There was an interesting thread recently on the listserv for the National Patient Safety Foundation on whether medication barcode readers should beep (or make some other noise) when read. Such systems are typically part of medication “verification” and serve to populate the electronic health record. Since the medication administration remains manual in most cases, the barcode interaction can be different from what actually occurs.
Some of the responses provided interesting examples of the value and confusion created by device noises in general. One overriding issue is a lack of standardization when it comes to different systems and the meaning of sounds. As a result, when staff members move from one facility to another, as many regularly do, they are presented with different system behaviors for what should be simple and standardized functions. This variability can lead to the classic exchange in which a new user answers “Yes” when asked, “Do you know how to use an XYZ?” But when asked, “Do you know how to use this XYZ?” the answer might be, “No, I’ve never used that one before.”

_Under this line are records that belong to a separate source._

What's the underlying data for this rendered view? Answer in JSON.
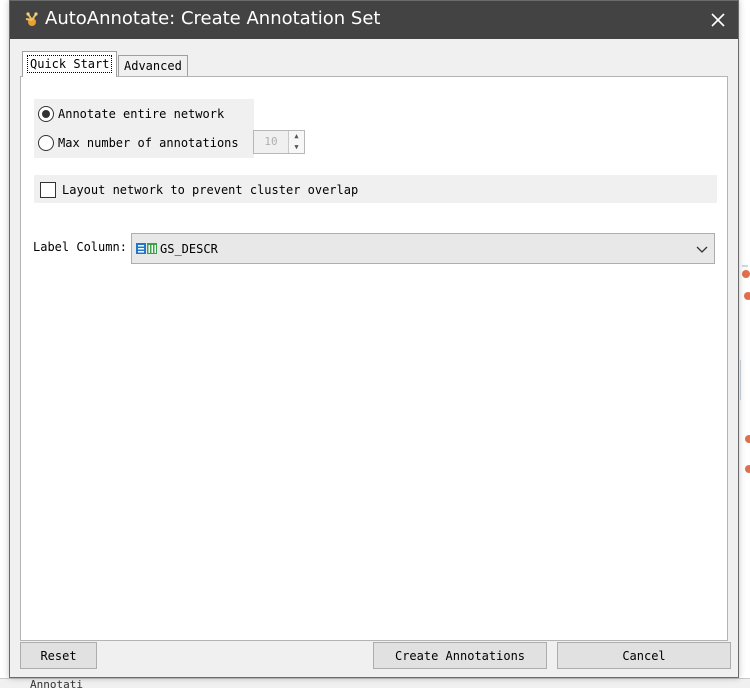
{
  "window": {
    "title": "AutoAnnotate: Create Annotation Set",
    "close_symbol": "✕"
  },
  "tabs": [
    {
      "label": "Quick Start",
      "selected": true
    },
    {
      "label": "Advanced",
      "selected": false
    }
  ],
  "quick_start": {
    "annotate_entire_label": "Annotate entire network",
    "annotate_entire_selected": true,
    "max_annotations_label": "Max number of annotations",
    "max_annotations_selected": false,
    "max_annotations_value": "10",
    "layout_label": "Layout network to prevent cluster overlap",
    "layout_checked": false,
    "label_column_label": "Label Column:",
    "label_column_value": "GS_DESCR",
    "label_column_icon": "string-column-icon"
  },
  "buttons": {
    "reset": "Reset",
    "create": "Create Annotations",
    "cancel": "Cancel"
  },
  "background": {
    "bottom_text": "Annotati"
  },
  "colors": {
    "titlebar": "#434343",
    "dialog_bg": "#f0f0f0",
    "panel_bg": "#ffffff",
    "button_bg": "#e1e1e1",
    "column_icon_blue": "#1f78c8",
    "column_icon_green": "#3aa34a"
  }
}
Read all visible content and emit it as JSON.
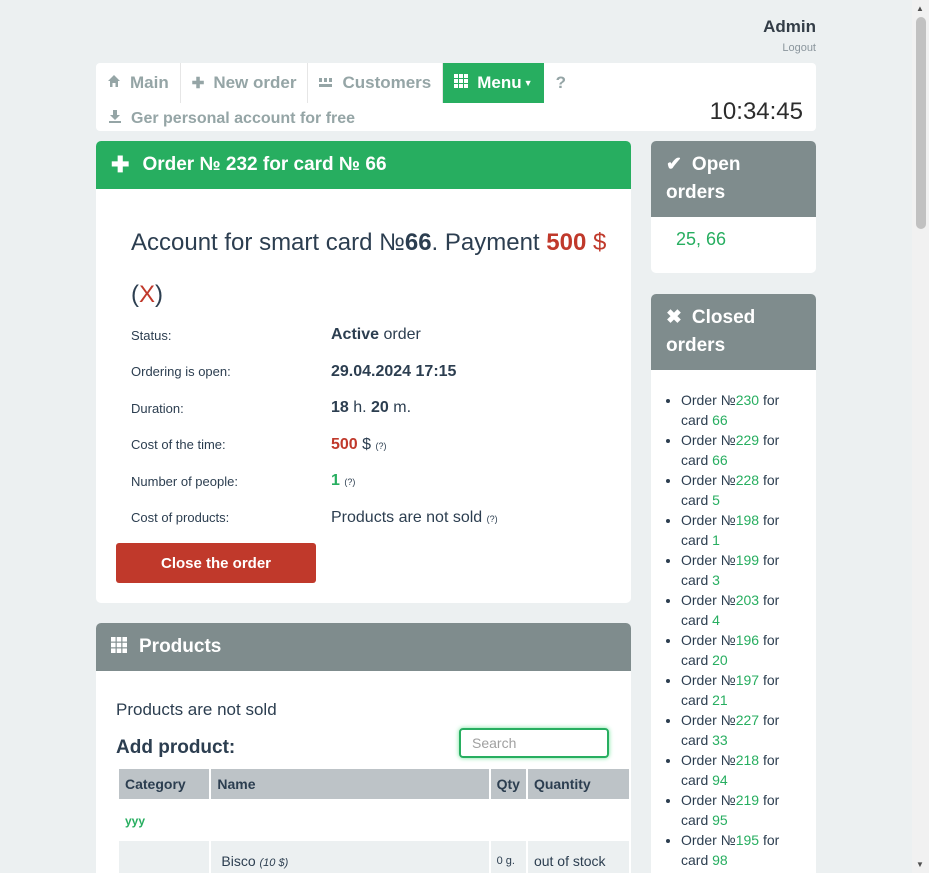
{
  "user": {
    "name": "Admin",
    "logout": "Logout"
  },
  "nav": {
    "tabs": [
      {
        "label": "Main",
        "icon": "home-icon"
      },
      {
        "label": "New order",
        "icon": "plus-icon"
      },
      {
        "label": "Customers",
        "icon": "users-icon"
      },
      {
        "label": "Menu",
        "icon": "grid-icon"
      },
      {
        "label": "?"
      }
    ],
    "sub": "Ger personal account for free",
    "clock": "10:34:45"
  },
  "order": {
    "header": "Order № 232 for card № 66",
    "account_prefix": "Account for smart card №",
    "card": "66",
    "payment_label": ". Payment ",
    "payment": "500",
    "currency": "$",
    "cancel": "X",
    "rows": [
      {
        "label": "Status:",
        "value_bold": "Active",
        "value_rest": " order"
      },
      {
        "label": "Ordering is open:",
        "value_bold": "29.04.2024 17:15"
      },
      {
        "label": "Duration:",
        "hours": "18",
        "h": " h. ",
        "minutes": "20",
        "m": " m."
      },
      {
        "label": "Cost of the time:",
        "value": "500",
        "currency": " $ ",
        "help": "(?)"
      },
      {
        "label": "Number of people:",
        "value": "1",
        "help": "(?)"
      },
      {
        "label": "Cost of products:",
        "value": "Products are not sold ",
        "help": "(?)"
      }
    ],
    "close_button": "Close the order"
  },
  "products": {
    "header": "Products",
    "not_sold": "Products are not sold",
    "add": "Add product:",
    "search_placeholder": "Search",
    "columns": [
      "Category",
      "Name",
      "Qty",
      "Quantity"
    ],
    "category_row": "yyy",
    "item": {
      "name": "Bisco",
      "price": "(10 $)",
      "qty": "0 g.",
      "quantity": "out of stock"
    }
  },
  "open_orders": {
    "header_line1": "Open",
    "header_line2": "orders",
    "cards": "25,  66"
  },
  "closed_orders": {
    "header_line1": "Closed",
    "header_line2": "orders",
    "items": [
      {
        "order": "230",
        "card": "66"
      },
      {
        "order": "229",
        "card": "66"
      },
      {
        "order": "228",
        "card": "5"
      },
      {
        "order": "198",
        "card": "1"
      },
      {
        "order": "199",
        "card": "3"
      },
      {
        "order": "203",
        "card": "4"
      },
      {
        "order": "196",
        "card": "20"
      },
      {
        "order": "197",
        "card": "21"
      },
      {
        "order": "227",
        "card": "33"
      },
      {
        "order": "218",
        "card": "94"
      },
      {
        "order": "219",
        "card": "95"
      },
      {
        "order": "195",
        "card": "98"
      }
    ],
    "order_prefix": "Order №",
    "card_word": " for card "
  },
  "colors": {
    "green": "#27ae60",
    "red": "#c0392b",
    "gray": "#7f8c8d",
    "background": "#ecf0f1"
  }
}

There was also the fundamental issue of whether adding more noise to the patient environment is a good idea, especially at night or during other periods of desired rest. As one person noted, “One more alert was not what was needed.” Only one respondent mentioned trying to disable the beep, but that effort was frustrated by the sound returning when the system was reset, which was done regularly. More basic is considering what the beep should mean and what it actually does mean. It seems to me that a single beep (if used) should be heard only on either a successful read or a failed read, but not both. However, it was reported by users that some systems beeped identically for both good and bad read attempts. If you insist on designing a system with a noise for yes and a noise for no, how hard is it to create sounds that are different and therefore informative to at least experienced users? In one case, there was also a green light that flashed—both for good reads and errors. It was also reported that the beep in general could not and should not be relied to indicate that the proper record had been created. The recommended practice was to always visually read the medication record entry to confirm the recorded transaction, regardless of any beeping. While this may be good advice, of what value then is the beep (or light)? Perhaps it helps you manipulate the barcode reader until you hear something before you divert your attention to the computer screen to find out what that something was.

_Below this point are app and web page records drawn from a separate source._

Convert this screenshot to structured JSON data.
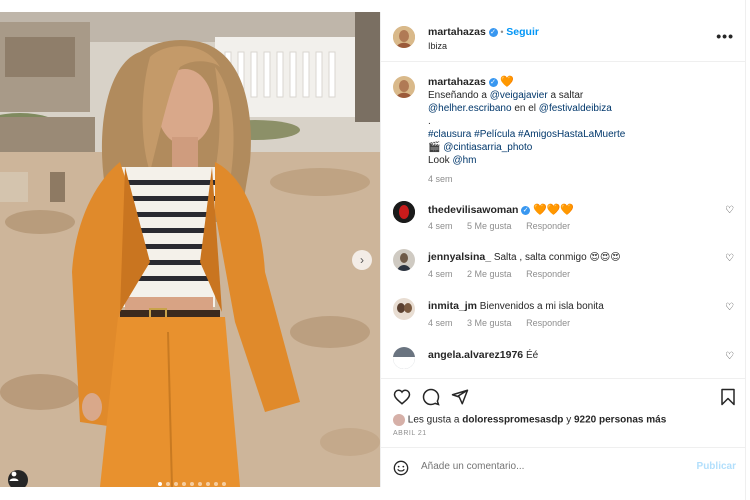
{
  "post": {
    "author": "martahazas",
    "location": "Ibiza",
    "follow_label": "Seguir",
    "more_icon": "more-horizontal-icon"
  },
  "caption": {
    "author": "martahazas",
    "line1_a": "Enseñando a ",
    "mention1": "@veigajavier",
    "line1_b": " a saltar",
    "mention2": "@helher.escribano",
    "line2_b": " en el ",
    "mention3": "@festivaldeibiza",
    "dot": ".",
    "hashtags": "#clausura #Película #AmigosHastaLaMuerte",
    "camera_emoji": "🎬",
    "mention4": "@cintiasarria_photo",
    "look_label": "Look ",
    "mention5": "@hm",
    "time": "4 sem",
    "heart": "🧡"
  },
  "comments": [
    {
      "user": "thedevilisawoman",
      "text": "🧡🧡🧡",
      "time": "4 sem",
      "likes": "5 Me gusta",
      "reply": "Responder"
    },
    {
      "user": "jennyalsina_",
      "text": "Salta , salta conmigo 😍😍😍",
      "time": "4 sem",
      "likes": "2 Me gusta",
      "reply": "Responder"
    },
    {
      "user": "inmita_jm",
      "text": "Bienvenidos a mi isla bonita",
      "time": "4 sem",
      "likes": "3 Me gusta",
      "reply": "Responder"
    },
    {
      "user": "angela.alvarez1976",
      "text": "Éé"
    }
  ],
  "likes": {
    "prefix": "Les gusta a ",
    "user": "doloresspromesasdp",
    "suffix": " y ",
    "count": "9220 personas más"
  },
  "date": "ABRIL 21",
  "comment_box": {
    "placeholder": "Añade un comentario...",
    "publish": "Publicar"
  },
  "colors": {
    "accent": "#0095f6",
    "jacket": "#e08a2b",
    "heart_orange": "#f0630f"
  }
}
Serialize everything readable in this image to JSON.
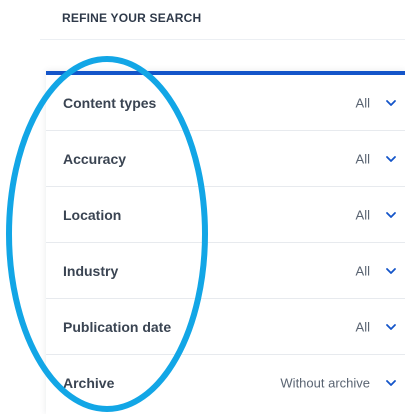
{
  "filters": {
    "heading": "REFINE YOUR SEARCH",
    "accent_color": "#1455c9",
    "rows": [
      {
        "label": "Content types",
        "value": "All"
      },
      {
        "label": "Accuracy",
        "value": "All"
      },
      {
        "label": "Location",
        "value": "All"
      },
      {
        "label": "Industry",
        "value": "All"
      },
      {
        "label": "Publication date",
        "value": "All"
      },
      {
        "label": "Archive",
        "value": "Without archive"
      }
    ],
    "icons": {
      "expand": "chevron-down-icon"
    }
  },
  "annotation": {
    "shape": "ellipse",
    "color": "#12a6e6"
  }
}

This scenario highlights two important points. One is that the design of medical devices, in this case as it relates to the beeps, has often been criticized for being the creation of engineers who do not have a practical understanding of the clinical environment. As a result, devices can challenge users rather than enhance the performance of their tasks. A related notion is that just because you can add a feature to a medical device doesn’t mean that you should. The feature may, in fact, be deleterious. The second issue is the lack of standardization among different devices that do basically the same thing. This includes the inclusion or omission of one or more beeps, and how one noise can be distinguished from another.

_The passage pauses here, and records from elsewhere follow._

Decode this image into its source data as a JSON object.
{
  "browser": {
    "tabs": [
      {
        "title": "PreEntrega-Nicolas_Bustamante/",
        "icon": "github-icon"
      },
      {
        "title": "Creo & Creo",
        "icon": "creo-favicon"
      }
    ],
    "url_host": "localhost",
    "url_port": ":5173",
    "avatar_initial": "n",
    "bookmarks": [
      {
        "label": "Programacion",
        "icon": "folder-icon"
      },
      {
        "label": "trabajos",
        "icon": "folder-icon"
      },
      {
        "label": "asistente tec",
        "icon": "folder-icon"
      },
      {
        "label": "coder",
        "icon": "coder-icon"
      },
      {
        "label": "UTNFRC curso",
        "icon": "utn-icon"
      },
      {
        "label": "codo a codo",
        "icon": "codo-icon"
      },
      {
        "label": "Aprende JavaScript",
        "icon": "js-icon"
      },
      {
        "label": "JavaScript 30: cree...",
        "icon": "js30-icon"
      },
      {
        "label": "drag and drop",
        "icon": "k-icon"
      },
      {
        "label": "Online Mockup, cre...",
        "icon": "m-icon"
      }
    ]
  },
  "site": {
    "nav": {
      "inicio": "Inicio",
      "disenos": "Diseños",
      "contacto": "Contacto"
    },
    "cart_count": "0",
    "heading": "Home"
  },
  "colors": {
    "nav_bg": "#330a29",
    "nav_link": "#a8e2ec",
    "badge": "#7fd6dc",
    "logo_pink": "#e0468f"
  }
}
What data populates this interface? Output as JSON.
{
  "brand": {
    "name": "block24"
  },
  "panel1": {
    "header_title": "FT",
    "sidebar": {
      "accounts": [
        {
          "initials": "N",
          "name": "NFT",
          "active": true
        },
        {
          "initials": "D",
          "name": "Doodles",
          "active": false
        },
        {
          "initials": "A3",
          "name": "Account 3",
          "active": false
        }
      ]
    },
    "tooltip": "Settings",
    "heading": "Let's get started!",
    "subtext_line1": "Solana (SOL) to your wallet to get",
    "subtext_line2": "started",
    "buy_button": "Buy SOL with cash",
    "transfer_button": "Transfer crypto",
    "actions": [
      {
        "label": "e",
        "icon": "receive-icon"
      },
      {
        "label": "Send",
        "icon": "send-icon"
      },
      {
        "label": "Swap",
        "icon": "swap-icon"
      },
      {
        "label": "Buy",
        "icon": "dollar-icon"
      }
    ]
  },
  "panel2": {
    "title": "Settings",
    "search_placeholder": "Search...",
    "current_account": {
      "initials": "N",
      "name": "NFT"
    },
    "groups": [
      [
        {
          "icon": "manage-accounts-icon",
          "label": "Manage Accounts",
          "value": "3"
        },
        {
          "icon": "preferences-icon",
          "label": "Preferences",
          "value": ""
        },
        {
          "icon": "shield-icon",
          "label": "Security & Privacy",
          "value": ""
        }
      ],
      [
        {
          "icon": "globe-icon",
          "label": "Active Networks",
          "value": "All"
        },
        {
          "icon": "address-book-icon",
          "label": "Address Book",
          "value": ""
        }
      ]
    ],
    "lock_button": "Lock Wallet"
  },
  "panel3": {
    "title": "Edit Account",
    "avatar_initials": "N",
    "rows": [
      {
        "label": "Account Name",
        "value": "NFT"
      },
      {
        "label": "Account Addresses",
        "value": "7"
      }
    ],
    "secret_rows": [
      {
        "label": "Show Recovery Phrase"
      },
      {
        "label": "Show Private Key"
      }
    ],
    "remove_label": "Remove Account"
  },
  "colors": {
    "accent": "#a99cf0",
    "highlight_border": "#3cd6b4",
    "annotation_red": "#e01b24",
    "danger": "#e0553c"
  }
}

William Hyman, ScD, is professor emeritus of biomedical engineering at Texas A&M University. He now lives in New York where he is adjunct professor of biomedical engineering at The Cooper Union. Hyman may be contacted at firstname.lastname@example.org